The Trump administration is once again asking the Supreme Court to halt a case brought by a group of young Americans claiming that the federal government needs to do more to confront climate change.
Justice Department attorneys filed their motion with the high court on Thursday, less than two weeks before a landmark trial is set to begin in federal court in Oregon.
As part of a series of last-ditch efforts, government attorneys are also renewing their calls for both the trial court and the San Francisco-based Court of Appeals for the Ninth Circuit to stop the case while the original judge considers their motion to delay the trial.
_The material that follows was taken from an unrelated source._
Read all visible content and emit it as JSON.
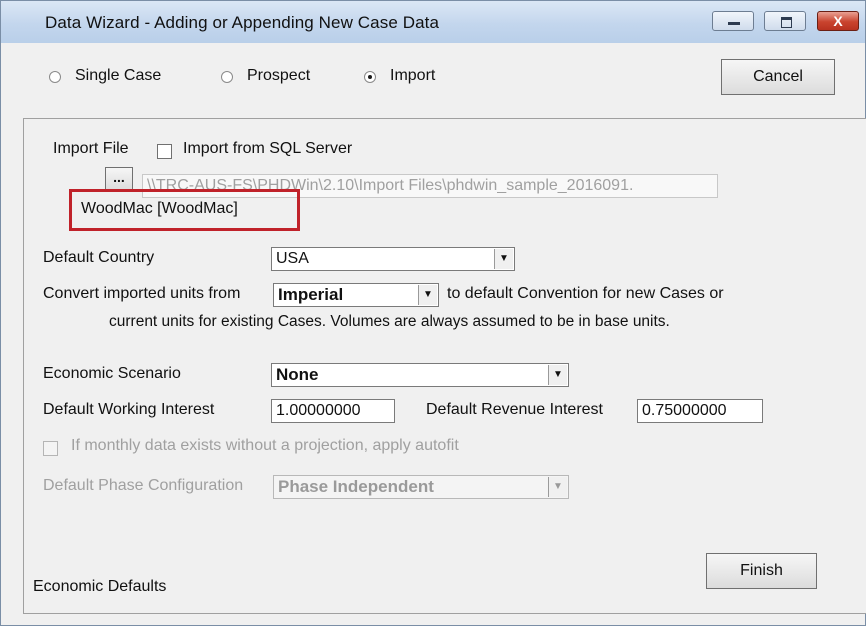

“Absent relief from this court, the government imminently will be forced to participate in a 50-day trial that would violate bedrock requirements for agency decisionmaking and judicial review imposed by the [Administrative Procedure Act] and the separation of powers,” government attorneys wrote to the Supreme Court, asking for a rare “writ of mandamus” to stop the proceedings.
“Moreover, in contrast to the obvious harms to the government, respondents can make no credible claim of imminent, irreparable harm,” the lawyers representing the administration argued.
“Their alleged injuries stem for the cumulative effects of CO2 emissions from every source in the world over decades; whatever additions to the global atmosphere that could somehow be attributed to the government over the time it takes to resolve the pending petition are plainly de minimis.”
The Supreme Court previously rejected a plea in July from the Trump administration to stop the case. Still, the court called the breadth of the claims in the case “striking” and said “the justiciability of those claims presents substantial grounds for difference of opinion.”
The case was filed by 21 children and young adults in 2015 with the assistance of climate activist and scientist James Hansen. They argue that the federal government is depriving them of their constitutional rights by not working to stop catastrophic climate change.
The government has argued that the parties are trying to get the judicial branch to direct climate policy, which isn’t within that branch’s purview.